I’ve been heavily influenced by the concept of Morning Pages, a term used by Julia Cameron in her book The Artist’s Way.
While the overall book is more of a 12-step program for recovering creatives who’ve, well lost there way and need to get back on the art-making band wagon, it’s this practise of Morning Pages that are at it’s core, and that most people I’ve spoken to benefitted most from.
Morning pages described by Julia:
Morning Pages are three pages of longhand, stream of consciousness writing, done first thing in the morning. *There is no wrong way to do Morning Pages* they are not high art. They are not even “writing.” They are about anything and everything that crosses your mind– and they are for your eyes only.
Morning Pages provoke, clarify, comfort, cajole, prioritize and synchronize the day at hand. Do not over-think Morning Pages: just put three pages of anything on the page...and then do three more pages tomorrow.
And even if the Artists Way approach - which is very much inspired by God and the 12-step AA process - isn’t for you - there are tonnes of left-brainy people out there who recommend journalling - including fellow INTJ Tim Ferriss - you only need to google the term ‘Morning Pages’ to see a whole host of people raving about them.
But the underlying premise is this: journalling is a powerful tool for unlocking creativity, making sense of your own crazy thoughts, and I’m convinced is the number one backbone of my day - above meditation, even.
Yeah I said it.
Even when I’m on holiday or totally thrown off track, I can make time to journal before any of my other life-hacky routines and habits.
The Diary of Anne Frank
The Diary Of Samuel Pepys
Captain Scott's Last Expedition by Robert Falcon Scott
A Writer’s Diary by Virginia Woolf
Conversations With Myself by Nelson Mandela
Runaway by Evelyn Lau
A Journal of the Plague Year by Daniel Defoe
Incidents in the Life of a Slave Girl by Harriet Jacobs
The Diary of Frida Kahlo: An Intimate Self-Portrait
The Intimate Journal by George Sand
The Journals of Sylvia Plath
Julia Cameron's Morning Pages
Debbie Millman's Life Visioning
Why writing things down > typing them
The League of Creative Introverts
My habit tracking worksheet example:
I’ve compiled my epic compendium of 70 journal prompts as a downloadable, print-ready resource for you, which you can grab for FREE below!

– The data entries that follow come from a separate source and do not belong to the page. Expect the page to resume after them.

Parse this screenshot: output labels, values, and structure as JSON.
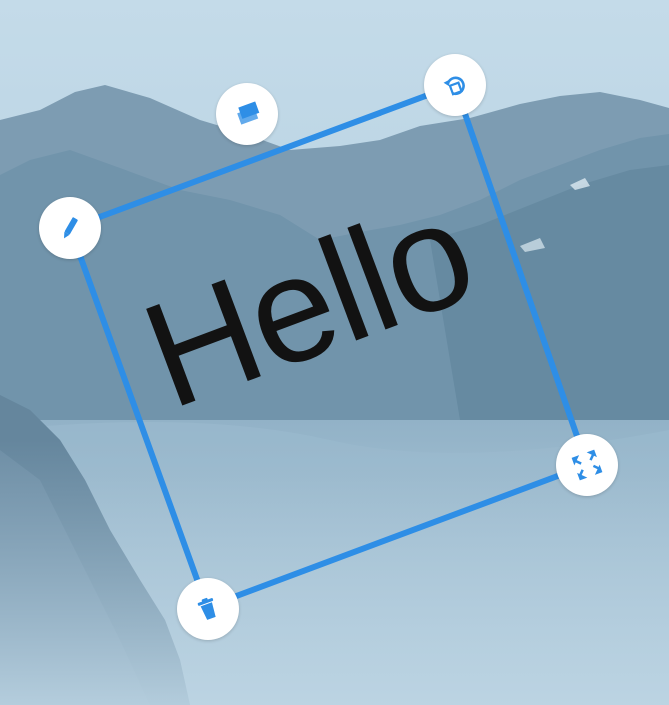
{
  "sticker": {
    "text": "Hello",
    "text_color": "#121212",
    "rotation_deg": -20.5
  },
  "selection": {
    "border_color": "#2e8ee6"
  },
  "handles": [
    {
      "role": "edit",
      "icon": "pencil-icon"
    },
    {
      "role": "layer",
      "icon": "layers-icon"
    },
    {
      "role": "rotate",
      "icon": "rotate-icon"
    },
    {
      "role": "resize",
      "icon": "expand-arrows-icon"
    },
    {
      "role": "delete",
      "icon": "trash-icon"
    }
  ],
  "colors": {
    "accent": "#2e8ee6",
    "handle_bg": "#ffffff",
    "sky": "#b7d3e4",
    "mountain": "#6f8fa6"
  }
}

You can leave a rating and review on iTunes (here's how to do that) and I will be as happy as a clam (or sob into my pillow depending on what you write.)